Formal namespaces are those where some Internet users are expected to benefit from their publication,[6] and are subject to several restrictions. They must:

  • not be an already-registered NID
  • not start with x- (see "Experimental namespaces", below)
  • not start with urn-
  • not start with XY-, where XY is any combination of two ASCII letters
  • be more than two letters long.


Informal namespaces are registered with IANA and assigned a number sequence (chosen by IANA on a first-come-first-served basis) as an identifier,[6] in the format

"urn-" <number>

Informal namespaces are fully fledged URN namespaces and can be registered in global registration services.[6]


Experimental namespaces take the form

"X-" <NID>

Namespaces of this form are intended only for use within internal or limited experimental contexts, and are not required or expected to be globally unique.[6]

RFC 6648 deprecates the use of "X-" notation for new ID names, but makes no recommendation on substituting existing "X-" names, and does not override existing specifications that require the use of "X-". [7]


URN corresponds to
urn:isbn:0451450523 The 1968 book The Last Unicorn, identified by its book number.
urn:isan:0000-0000-9E59-0000-O-0000-0000-2 The 2002 film Spider-Man, identified by its audiovisual number.
urn:ISSN:0167-6423 The scientific journal Science of Computer Programming, identified by its serial number.
urn:ietf:rfc:2648 The IETF's RFC 2648.
urn:mpeg:mpeg7:schema:2001 The default namespace rules for MPEG-7 video metadata.
urn:oid:2.16.840 The OID for the United States.
urn:uuid:6e8bc430-9c3a-11d9-9669-0800200c9a66 A version 1 UUID.
urn:nbn:de:bvb:19-146642 A National Bibliography Number for a document, indicating country (de), regional network (bvb = Bibliotheksverbund Bayern), library number (19) and document number.
urn:lex:eu:council:directive:2010-03-09;2010-19-UE A directive of the European Union, using the Lex URN namespace.


A URN resolver is responsible for initiating and sequencing the queries that ultimately lead to a full resolution (translation) of a URN name or a "resolution request", e.g., a request for translation of a URN name into a URL.

Absence of DOI namespace[edit]

The most used URN resolver, http://dx.doi.org, resolves an URN that is not self promoted as "URN". This situation causes some strangeness in the URN-users community.

The maintainers of the digital object identifier (DOI) system have deliberately not registered a DOI namespace for URNs, stating that:

URN architecture assumes a DNS-based Resolution Discovery Service (RDS) to find the service appropriate to the given URN scheme.
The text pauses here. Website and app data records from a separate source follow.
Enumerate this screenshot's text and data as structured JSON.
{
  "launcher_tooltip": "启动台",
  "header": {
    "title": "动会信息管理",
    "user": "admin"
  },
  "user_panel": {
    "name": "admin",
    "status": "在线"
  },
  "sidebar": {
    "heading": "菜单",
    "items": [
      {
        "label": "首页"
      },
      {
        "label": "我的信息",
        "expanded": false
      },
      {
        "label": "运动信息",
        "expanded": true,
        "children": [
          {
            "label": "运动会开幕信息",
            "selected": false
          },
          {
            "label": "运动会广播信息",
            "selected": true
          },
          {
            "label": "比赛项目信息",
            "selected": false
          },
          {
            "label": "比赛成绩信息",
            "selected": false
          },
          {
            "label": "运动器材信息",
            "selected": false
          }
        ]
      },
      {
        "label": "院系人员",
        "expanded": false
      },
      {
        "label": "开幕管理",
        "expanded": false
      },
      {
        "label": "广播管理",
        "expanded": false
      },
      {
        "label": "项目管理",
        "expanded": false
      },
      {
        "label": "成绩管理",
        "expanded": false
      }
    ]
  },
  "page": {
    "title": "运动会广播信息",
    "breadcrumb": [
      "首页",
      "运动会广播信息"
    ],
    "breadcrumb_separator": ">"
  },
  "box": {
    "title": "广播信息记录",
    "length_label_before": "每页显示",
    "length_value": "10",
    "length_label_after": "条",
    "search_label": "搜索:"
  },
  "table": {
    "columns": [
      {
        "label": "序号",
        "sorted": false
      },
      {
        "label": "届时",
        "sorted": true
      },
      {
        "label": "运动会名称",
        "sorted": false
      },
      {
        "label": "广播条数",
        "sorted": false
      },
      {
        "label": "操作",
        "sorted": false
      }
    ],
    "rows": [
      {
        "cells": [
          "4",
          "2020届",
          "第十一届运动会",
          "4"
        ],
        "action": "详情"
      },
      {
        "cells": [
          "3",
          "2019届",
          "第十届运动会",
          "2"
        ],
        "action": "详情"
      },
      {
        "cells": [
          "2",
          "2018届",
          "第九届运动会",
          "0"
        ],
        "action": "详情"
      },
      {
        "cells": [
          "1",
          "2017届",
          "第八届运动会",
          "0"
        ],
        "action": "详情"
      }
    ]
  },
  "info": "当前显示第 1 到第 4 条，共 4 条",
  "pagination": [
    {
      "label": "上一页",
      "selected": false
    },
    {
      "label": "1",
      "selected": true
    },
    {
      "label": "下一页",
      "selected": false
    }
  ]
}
However no such widely deployed RDS schemes currently exist.... DOI is not registered as a URN namespace, despite fulfilling all the functional requirements, since URN registration appears to offer no advantage to the DOI System. It requires an additional layer of administration for defining DOI as a URN namespace (the string urn:doi:10.1000/1 rather than the simpler doi:10.1000/1) and an additional step of unnecessary redirection to access the resolution service, already achieved through either http proxy or native resolution. If RDS mechanisms supporting URN specifications become widely available, DOI will be registered as a URN.

— International DOI Foundation, Factsheet: DOI System and Internet Identifier Specifications[8]

See also[edit]



External links[edit]